YOUR ASSIGNMENT: Copy the data below exactly, omitting any picture it contains.

_ _ _

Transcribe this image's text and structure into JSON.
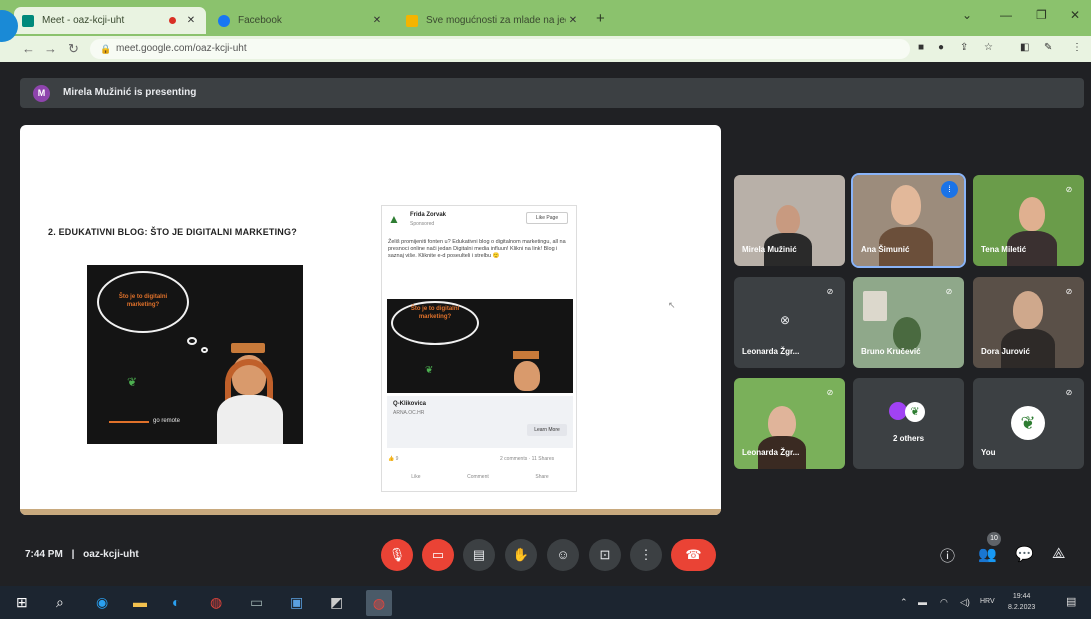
{
  "browser": {
    "tabs": [
      {
        "title": "Meet - oaz-kcji-uht",
        "active": true
      },
      {
        "title": "Facebook",
        "active": false
      },
      {
        "title": "Sve mogućnosti za mlade na jed...",
        "active": false
      }
    ],
    "url": "meet.google.com/oaz-kcji-uht",
    "accent": "#8bc26d"
  },
  "meet": {
    "presenter_initial": "M",
    "presenting_text": "Mirela Mužinić is presenting",
    "slide": {
      "title": "2. EDUKATIVNI BLOG: ŠTO JE DIGITALNI MARKETING?",
      "image_cloud_text": "Što je to digitalni marketing?",
      "image_link_text": "go remote",
      "post": {
        "page_name": "Frida Zorvak",
        "sponsored": "Sponsored",
        "like_label": "Like Page",
        "body": "Želiš promijeniti fonten u? Edukativni blog o digitalnom marketingu, all na presnoci online nači jedan Digitalni media influun! Klikni na link! Blog i saznaj više. Kliknite e-d poseulteli i strelbu 🙂",
        "image_cloud_text": "Što je to digitalni marketing?",
        "link_title": "Q-Klikovica",
        "link_domain": "ARNA.OC.HR",
        "learn_more": "Learn More",
        "reactions": "👍 9",
        "comments": "2 comments · 11 Shares",
        "actions": [
          "Like",
          "Comment",
          "Share"
        ]
      }
    },
    "participants": [
      {
        "name": "Mirela Mužinić",
        "muted": false,
        "speaking": false
      },
      {
        "name": "Ana Šimunić",
        "muted": false,
        "speaking": true
      },
      {
        "name": "Tena Miletić",
        "muted": true,
        "speaking": false
      },
      {
        "name": "Leonarda Žgr...",
        "muted": true,
        "speaking": false,
        "camera_off": true
      },
      {
        "name": "Bruno Kručević",
        "muted": true,
        "speaking": false
      },
      {
        "name": "Dora Jurović",
        "muted": true,
        "speaking": false
      },
      {
        "name": "Leonarda Žgr...",
        "muted": true,
        "speaking": false
      },
      {
        "name": "2 others",
        "muted": false,
        "speaking": false
      },
      {
        "name": "You",
        "muted": true,
        "speaking": false
      }
    ],
    "clock": "7:44 PM",
    "separator": "|",
    "meeting_code": "oaz-kcji-uht",
    "people_count": "10"
  },
  "taskbar": {
    "time": "19:44",
    "date": "8.2.2023",
    "lang": "HRV"
  }
}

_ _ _

REPLY TO THE EXERCISE:
Transcribe this image's text and structure into JSON.
{
  "browser": {
    "tabs": [
      {
        "title": "Meet - oaz-kcji-uht",
        "active": true
      },
      {
        "title": "Facebook",
        "active": false
      },
      {
        "title": "Sve mogućnosti za mlade na jed...",
        "active": false
      }
    ],
    "url": "meet.google.com/oaz-kcji-uht",
    "accent": "#8bc26d"
  },
  "meet": {
    "presenter_initial": "M",
    "presenting_text": "Mirela Mužinić is presenting",
    "slide": {
      "title": "2. EDUKATIVNI BLOG: ŠTO JE DIGITALNI MARKETING?",
      "image_cloud_text": "Što je to digitalni marketing?",
      "image_link_text": "go remote",
      "post": {
        "page_name": "Frida Zorvak",
        "sponsored": "Sponsored",
        "like_label": "Like Page",
        "body": "Želiš promijeniti fonten u? Edukativni blog o digitalnom marketingu, all na presnoci online nači jedan Digitalni media influun! Klikni na link! Blog i saznaj više. Kliknite e-d poseulteli i strelbu 🙂",
        "image_cloud_text": "Što je to digitalni marketing?",
        "link_title": "Q-Klikovica",
        "link_domain": "ARNA.OC.HR",
        "learn_more": "Learn More",
        "reactions": "👍 9",
        "comments": "2 comments · 11 Shares",
        "actions": [
          "Like",
          "Comment",
          "Share"
        ]
      }
    },
    "participants": [
      {
        "name": "Mirela Mužinić",
        "muted": false,
        "speaking": false
      },
      {
        "name": "Ana Šimunić",
        "muted": false,
        "speaking": true
      },
      {
        "name": "Tena Miletić",
        "muted": true,
        "speaking": false
      },
      {
        "name": "Leonarda Žgr...",
        "muted": true,
        "speaking": false,
        "camera_off": true
      },
      {
        "name": "Bruno Kručević",
        "muted": true,
        "speaking": false
      },
      {
        "name": "Dora Jurović",
        "muted": true,
        "speaking": false
      },
      {
        "name": "Leonarda Žgr...",
        "muted": true,
        "speaking": false
      },
      {
        "name": "2 others",
        "muted": false,
        "speaking": false
      },
      {
        "name": "You",
        "muted": true,
        "speaking": false
      }
    ],
    "clock": "7:44 PM",
    "separator": "|",
    "meeting_code": "oaz-kcji-uht",
    "people_count": "10"
  },
  "taskbar": {
    "time": "19:44",
    "date": "8.2.2023",
    "lang": "HRV"
  }
}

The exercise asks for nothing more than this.